would be interested to know how accurate you find nestopia.. i guess i could do some side by sides with the carts i have too, though obviously not whole palettes

by on (#44844)
When using Nestopia, my palette settings are:
R-Y: 120; Gain 0.700
G-Y: 260; Gain 0.500
B-Y: 0; Gain 0.800
No yellow boost.
That seems to net me the colors that look the most "accurate" to my eye, when I compare it with my NES, and I've been using this as a reference for designing graphics, that and the palette Chris Covell came up with when he plugged his nes into a tv tuner card, but I've been told that both look awful, even though I don't think so. :P

by on (#44847)
koitsu wrote:
I'm quite certain Memblers was making a joke -- NTSC standing for Never The Same Colour has been around for years
Precisely --- it's a joke so stale it's got mold all over it.
tepples wrote:
NTSC specifies a matrix for converting the YIQ components to RGB for display. As I understand NewRisingSun's post, an "illegal color" is a combination of Y, I, and Q that decodes to an RGB signal with one or more negative components.
That's entirely correct. And how a TV handles those affects how the 0x colors look.
Drag wrote:
but I've been told that both look awful, even though I don't think so
The problem will all these, as you pointed out yourself, is that they're oversatured, and when that happens, browns look like reds instead of browns.

I think you'll be most successful at finding a palette that people can agree on by trying to properly calibrate your monitor to the sRGB standard, which is the standard for the web, using your monitor's front panel controls.
Otherwise, what you see on your monitor might not be what somebody else sees on their monitor, even with the same NES palette (or NTSC R-Y and so on settings). In particular, setting up a color temperature (a.k.a. "white point") that is too blue is probably the reason why you don't find oversaturated colors looking oversaturated on your monitor. :)

by on (#44848)
i just tried out a few carts and nestopia's default settings with the NTSC filter applied does not always give accurate colors.. the most noticable is $22 having way too much red (looks purplish) on nestopia

Drag's settings were pretty good though i thought everything was a bit too white and washed out

by on (#44851)
Someone-tris had "dumped" a NES palette and it's currently in use by a certain emulator. ;) So, what's up?

by on (#44855)
About the never the same colour thing.

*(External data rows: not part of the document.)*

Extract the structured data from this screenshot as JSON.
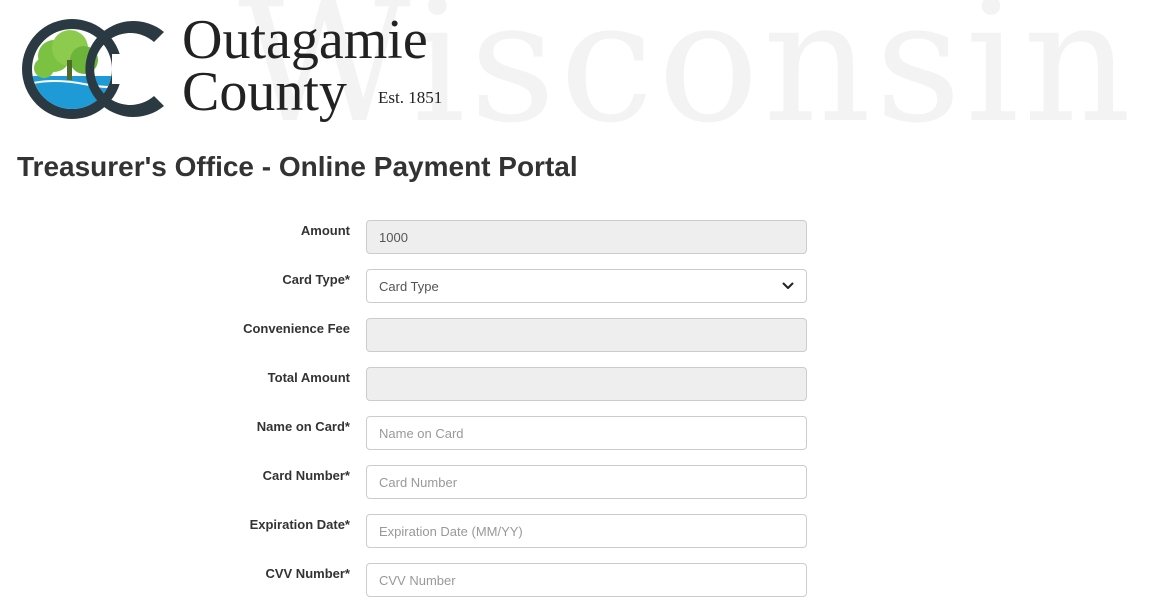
{
  "header": {
    "logo_line1": "Outagamie",
    "logo_line2": "County",
    "logo_est": "Est. 1851",
    "watermark": "Wisconsin",
    "logo_colors": {
      "ring_dark": "#2b3a42",
      "tree_green": "#7cc242",
      "water_blue": "#1e9ad6"
    }
  },
  "page": {
    "title": "Treasurer's Office - Online Payment Portal"
  },
  "form": {
    "amount": {
      "label": "Amount",
      "value": "1000"
    },
    "card_type": {
      "label": "Card Type*",
      "selected": "Card Type",
      "icon": "chevron-down-icon"
    },
    "convenience_fee": {
      "label": "Convenience Fee",
      "value": ""
    },
    "total_amount": {
      "label": "Total Amount",
      "value": ""
    },
    "name_on_card": {
      "label": "Name on Card*",
      "placeholder": "Name on Card"
    },
    "card_number": {
      "label": "Card Number*",
      "placeholder": "Card Number"
    },
    "expiration_date": {
      "label": "Expiration Date*",
      "placeholder": "Expiration Date (MM/YY)"
    },
    "cvv_number": {
      "label": "CVV Number*",
      "placeholder": "CVV Number"
    }
  }
}
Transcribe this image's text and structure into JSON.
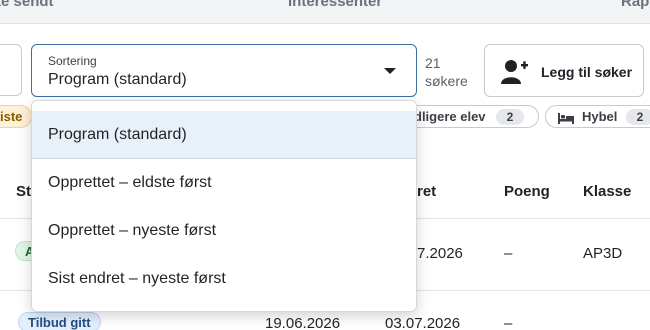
{
  "tabs": [
    {
      "label": "te sendt"
    },
    {
      "label": "Interessenter"
    },
    {
      "label": "Rap"
    }
  ],
  "sort": {
    "label": "Sortering",
    "value": "Program (standard)",
    "options": [
      "Program (standard)",
      "Opprettet – eldste først",
      "Opprettet – nyeste først",
      "Sist endret – nyeste først"
    ]
  },
  "results": {
    "count": "21",
    "unit": "søkere"
  },
  "add_button": {
    "label": "Legg til søker",
    "icon": "add-user-icon"
  },
  "filters": {
    "left_chip": "iste",
    "previous_student": {
      "label": "dligere elev",
      "count": "2"
    },
    "hybel": {
      "label": "Hybel",
      "count": "2",
      "icon": "bed-icon"
    }
  },
  "table": {
    "headers": [
      "St",
      "ret",
      "Poeng",
      "Klasse"
    ],
    "rows": [
      {
        "status": "A",
        "date2": "7.2026",
        "score": "–",
        "class": "AP3D"
      },
      {
        "status": "Tilbud gitt",
        "date1": "19.06.2026",
        "date2": "03.07.2026",
        "score": "–"
      }
    ]
  },
  "colors": {
    "accent": "#3a6ea5",
    "selected_bg": "#e8f1f8",
    "green_pill": "#e3f4e6",
    "blue_pill": "#e4effb"
  }
}
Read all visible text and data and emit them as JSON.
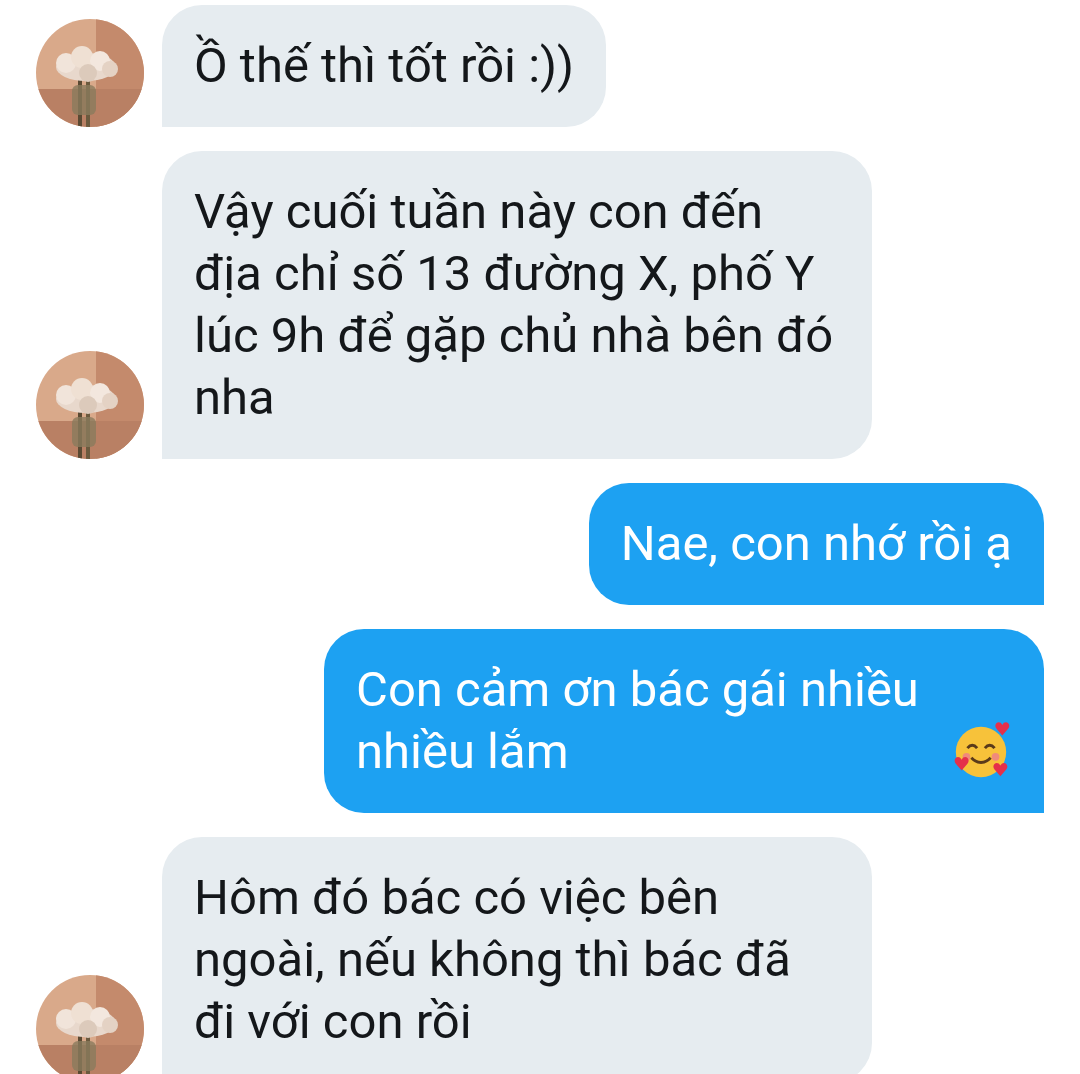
{
  "messages": [
    {
      "kind": "incoming",
      "text": "Ồ thế thì tốt rồi :))",
      "avatar": true
    },
    {
      "kind": "incoming",
      "text": "Vậy cuối tuần này con đến địa chỉ số 13 đường X, phố Y lúc 9h để gặp chủ nhà bên đó nha",
      "avatar": true
    },
    {
      "kind": "outgoing",
      "text": "Nae, con nhớ rồi ạ"
    },
    {
      "kind": "outgoing",
      "text": "Con cảm ơn bác gái nhiều nhiều lắm",
      "emoji": true
    },
    {
      "kind": "incoming",
      "text": "Hôm đó bác có việc bên ngoài, nếu không thì bác đã đi với con rồi",
      "avatar": true
    }
  ]
}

It was because older tv's often lost sync with the colour carrier. (or something like that) Newer tv's are alot better at this but can stil sometimes lose the signal (in theory) But its definitly true. (pal fixes this by rotating the colour carrier 180 degrees every frame (or was it line?) )

by on (#44893)
not every frame, but every line ;) PAL stands for Phase Aternating Line

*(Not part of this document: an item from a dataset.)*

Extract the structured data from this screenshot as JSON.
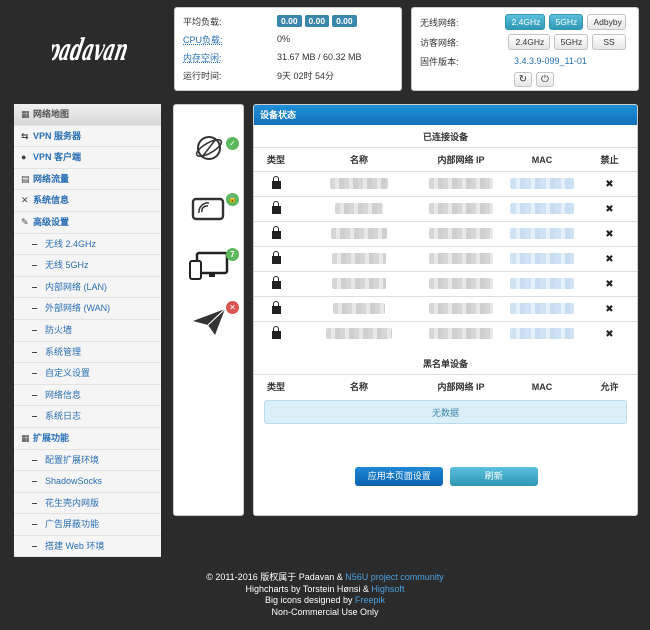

by on (#46004)
just got a power pak.. nestopia's palette is way off. there was no green at all in those brown colors.. fceud seems like it's pretty accurate, though not perfect.

by on (#46007)
frantik wrote:
just got a power pak.. nestopia's palette is way off. there was no green at all in those brown colors

With or without the NTSC filter?

I've noticed that I need different hue settings to make Nestopia with the NTSC filter match my NES on the same monitor when viewing $0x colors vs. $2x colors. Should I post the details later?

by on (#46008)
tepples wrote:
frantik wrote:
just got a power pak.. nestopia's palette is way off. there was no green at all in those brown colors

With or without the NTSC filter?


the default ntsc filter settings don't really change the hues on my system.. i mean sure they add noise and whatnot but the basic colors stay the same.

I didn't do any extensive testing, just played thru my hack a bit. FCEUD's colors are pretty good, but they're a little too "complimentary" in the sense that the colors on fceud actually look better than the colors on the nes. on my tv, the darker colors, especially browns and greens have a lot more black in them than on fceud

by on (#46028)
The hues of the $x2 and $x8 colors are a bit unreliable. Some TVs render $x2 colors closer to cyan than violet, and $x8 colors closer to orange than green. Other TVs render $x2 colors closer to violet than cyan, and $x8 colors closer to green than orange. The canonical NTSC color encoder is the latter, but someone here said TVs that comply with canonical encoder are uncommon.